able to cross the wilderness even by the close of the first quarter of the
night, and that consequently all would fall a prey to the dacoits. The Holy
Mother did not want that the others should risk their lives for her sake. She
asked them, therefore, to proceed without waiting for her, and agreed to meet
them at a particular shop at Tarakeswar.
|Kali temple at Telobhelo|
The party soon passed out of sight. The Holy Mother walked as fast as she could but, being very tired, could not proceed much farther than the middle of the wilderness by nightfall. She was now filled with fear and did hot know what to do. Just then she saw a tall man of very dark complexion coming towards her, with a long staff resting on his shoulder. At a little distance behind him was another, who seemed to be his companion. Within a short time the man drew near her and called out to her in a harsh voice, 'Who is standing there at this time of the night?'
Though terror-stricken, the Holy Mother now showed great resourcefulness and presence of mind. She replied to him in an appealing tone, 'Dear father, my companions have all gone away leaving me here. I seem also to have lost my way in the darkness. Would you please help me to reach my companions? Your "son-in-law" is staying at Rasmani's temple at Dakshineswar. I am going to meet him. If you accompany me so far, he will be highly pleased with you.'
By this time the second person also came up. The Holy Mother now understood that it was a woman and the wife of the man with the staff. She, therefore, felt very much encouraged and, approching the woman and holding her by the hand, said, 'Mother, I am your daughter Sarada. I am in great difficulty. Fortunately father and yourself have corne here. Otherwise I do not know what I would have done.'

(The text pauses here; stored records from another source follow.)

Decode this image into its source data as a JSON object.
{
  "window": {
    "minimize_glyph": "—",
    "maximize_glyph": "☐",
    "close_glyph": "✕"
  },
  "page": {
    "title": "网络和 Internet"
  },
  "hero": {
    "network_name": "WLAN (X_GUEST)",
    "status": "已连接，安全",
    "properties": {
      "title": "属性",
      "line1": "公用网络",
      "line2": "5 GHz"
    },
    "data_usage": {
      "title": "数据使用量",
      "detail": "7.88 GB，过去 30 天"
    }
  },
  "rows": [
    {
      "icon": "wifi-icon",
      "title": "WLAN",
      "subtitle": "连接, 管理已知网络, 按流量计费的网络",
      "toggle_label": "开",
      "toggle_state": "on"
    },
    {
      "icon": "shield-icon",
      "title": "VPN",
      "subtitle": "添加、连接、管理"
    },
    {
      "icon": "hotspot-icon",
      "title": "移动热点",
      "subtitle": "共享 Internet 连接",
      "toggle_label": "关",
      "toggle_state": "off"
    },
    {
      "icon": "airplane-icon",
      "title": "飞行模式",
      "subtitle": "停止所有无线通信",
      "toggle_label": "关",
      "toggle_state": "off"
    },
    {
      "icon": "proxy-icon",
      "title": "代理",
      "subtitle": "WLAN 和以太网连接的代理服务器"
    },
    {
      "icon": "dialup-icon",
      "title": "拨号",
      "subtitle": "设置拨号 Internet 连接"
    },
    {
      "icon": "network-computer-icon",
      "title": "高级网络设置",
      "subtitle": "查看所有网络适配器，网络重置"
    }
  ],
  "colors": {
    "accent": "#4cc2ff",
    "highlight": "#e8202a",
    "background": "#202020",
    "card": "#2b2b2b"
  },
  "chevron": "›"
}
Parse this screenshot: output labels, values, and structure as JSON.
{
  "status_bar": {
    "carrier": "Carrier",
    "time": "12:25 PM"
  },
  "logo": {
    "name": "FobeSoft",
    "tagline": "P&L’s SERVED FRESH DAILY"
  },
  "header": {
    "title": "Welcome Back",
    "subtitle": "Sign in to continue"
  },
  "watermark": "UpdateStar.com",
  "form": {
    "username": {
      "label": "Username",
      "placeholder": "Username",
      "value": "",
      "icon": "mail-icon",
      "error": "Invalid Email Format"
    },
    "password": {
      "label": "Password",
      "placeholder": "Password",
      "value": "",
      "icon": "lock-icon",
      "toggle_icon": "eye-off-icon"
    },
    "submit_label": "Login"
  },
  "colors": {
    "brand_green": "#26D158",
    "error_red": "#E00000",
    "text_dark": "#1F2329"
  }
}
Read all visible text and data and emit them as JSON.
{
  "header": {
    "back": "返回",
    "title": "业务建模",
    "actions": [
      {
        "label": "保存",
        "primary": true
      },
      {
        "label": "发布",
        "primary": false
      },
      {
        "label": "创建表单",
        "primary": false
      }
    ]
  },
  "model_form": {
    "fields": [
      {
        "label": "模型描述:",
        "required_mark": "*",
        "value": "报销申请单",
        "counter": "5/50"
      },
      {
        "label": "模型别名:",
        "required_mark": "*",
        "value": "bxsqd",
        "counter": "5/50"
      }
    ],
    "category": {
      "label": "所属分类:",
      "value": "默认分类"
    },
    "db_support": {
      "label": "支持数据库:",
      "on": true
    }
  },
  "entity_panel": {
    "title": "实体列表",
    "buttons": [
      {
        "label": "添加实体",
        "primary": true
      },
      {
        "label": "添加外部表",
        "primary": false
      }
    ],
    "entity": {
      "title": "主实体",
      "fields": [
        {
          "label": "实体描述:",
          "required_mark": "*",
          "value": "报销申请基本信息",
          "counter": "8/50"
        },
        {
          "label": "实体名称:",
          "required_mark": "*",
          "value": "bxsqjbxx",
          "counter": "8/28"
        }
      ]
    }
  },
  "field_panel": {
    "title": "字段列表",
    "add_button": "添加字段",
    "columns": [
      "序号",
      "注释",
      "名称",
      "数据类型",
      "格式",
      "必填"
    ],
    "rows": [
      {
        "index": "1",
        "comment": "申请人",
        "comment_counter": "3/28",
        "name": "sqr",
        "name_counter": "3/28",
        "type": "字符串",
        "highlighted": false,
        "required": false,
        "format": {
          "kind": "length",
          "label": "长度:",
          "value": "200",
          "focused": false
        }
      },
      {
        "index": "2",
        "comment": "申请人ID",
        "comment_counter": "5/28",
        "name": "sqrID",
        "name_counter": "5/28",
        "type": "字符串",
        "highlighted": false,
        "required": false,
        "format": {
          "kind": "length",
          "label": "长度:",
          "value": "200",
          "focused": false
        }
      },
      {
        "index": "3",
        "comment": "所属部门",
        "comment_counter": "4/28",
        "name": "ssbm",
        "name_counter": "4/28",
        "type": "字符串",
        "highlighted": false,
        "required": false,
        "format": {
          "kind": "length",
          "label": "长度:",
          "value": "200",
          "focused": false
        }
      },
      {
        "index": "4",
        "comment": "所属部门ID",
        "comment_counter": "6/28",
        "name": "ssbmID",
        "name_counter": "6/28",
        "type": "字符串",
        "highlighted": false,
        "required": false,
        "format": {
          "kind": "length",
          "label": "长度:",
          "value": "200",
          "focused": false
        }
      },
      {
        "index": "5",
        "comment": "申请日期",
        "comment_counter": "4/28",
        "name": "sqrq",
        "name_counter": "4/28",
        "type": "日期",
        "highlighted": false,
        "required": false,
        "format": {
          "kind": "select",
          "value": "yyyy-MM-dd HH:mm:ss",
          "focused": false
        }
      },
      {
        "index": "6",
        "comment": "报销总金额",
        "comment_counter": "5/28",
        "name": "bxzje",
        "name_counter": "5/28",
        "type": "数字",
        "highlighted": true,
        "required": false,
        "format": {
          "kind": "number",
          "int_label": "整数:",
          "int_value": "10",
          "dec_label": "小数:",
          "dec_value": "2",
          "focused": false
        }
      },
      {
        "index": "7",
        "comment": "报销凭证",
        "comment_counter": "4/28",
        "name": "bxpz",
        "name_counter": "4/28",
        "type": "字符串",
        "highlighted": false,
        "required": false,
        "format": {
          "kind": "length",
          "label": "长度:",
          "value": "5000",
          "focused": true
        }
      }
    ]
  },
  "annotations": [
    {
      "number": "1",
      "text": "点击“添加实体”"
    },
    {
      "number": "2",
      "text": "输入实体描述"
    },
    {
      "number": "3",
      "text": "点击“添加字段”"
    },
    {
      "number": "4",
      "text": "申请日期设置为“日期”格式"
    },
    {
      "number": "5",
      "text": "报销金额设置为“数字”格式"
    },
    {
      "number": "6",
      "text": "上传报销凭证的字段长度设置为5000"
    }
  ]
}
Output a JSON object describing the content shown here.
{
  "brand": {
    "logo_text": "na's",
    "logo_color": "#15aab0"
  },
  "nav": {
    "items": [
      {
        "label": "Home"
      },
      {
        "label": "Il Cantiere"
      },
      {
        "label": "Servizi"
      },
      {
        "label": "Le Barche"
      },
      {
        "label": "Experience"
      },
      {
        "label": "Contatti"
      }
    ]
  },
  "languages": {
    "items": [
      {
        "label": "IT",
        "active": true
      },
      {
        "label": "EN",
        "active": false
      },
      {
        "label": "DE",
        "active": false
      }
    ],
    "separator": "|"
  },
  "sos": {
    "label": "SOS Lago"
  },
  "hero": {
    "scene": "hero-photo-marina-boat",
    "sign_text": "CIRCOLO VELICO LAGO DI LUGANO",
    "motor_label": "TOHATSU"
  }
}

The Holy Mother's gentle words, her simplicity and innocent behaviour, her perfect trust and fearlessness - all made a deep impression on the man and his wife. They felt a parental affection for her and consoled her as they would their own daughter. As she was very much tired, they did not allow her to proceed that night. They took her to a small shop in the village of Telobhelo and gave her some refreshments. The woman then made a bed for her with her own clothes and protected her the whole night like her own daughter..
Next morning they took her to Tarakeswar and made arrangements for her food and accommodation in a shop. Her companions, who had gone in advance of her the previous evening, met her in that shop. She introduced the couple, her new "father" and "mother," to them and told them of the great service they had rendered her. Some time later, after having finished worship in the temple and taken food and rest, she took leave of her benefactors tearfully, and accompanied the party to Baidyabati.
Referring to this incident, the Holy Mother used to say in later days: 'In one night we became so intimate that, when we parted, I began to weep. With great difficulty I came away from them. I requested them again and again to meet me at Dakshineswar, whenever they found it convenient. They accompanied me for a considerable distance. The woman then collected some peas from a wayside field and tying them to my cloth, said with tears in her eyes, "Daughter Sarada, when you take popped rice at night, use these also with it." They also came to Dakshineswar several times with sweets. The Master, hearing the whole story from me, behaved towards them very cordially like a son-in-law. My surmise is that, though these people are now good and gentle, my "dacoit father" must have committed many highway robberies.'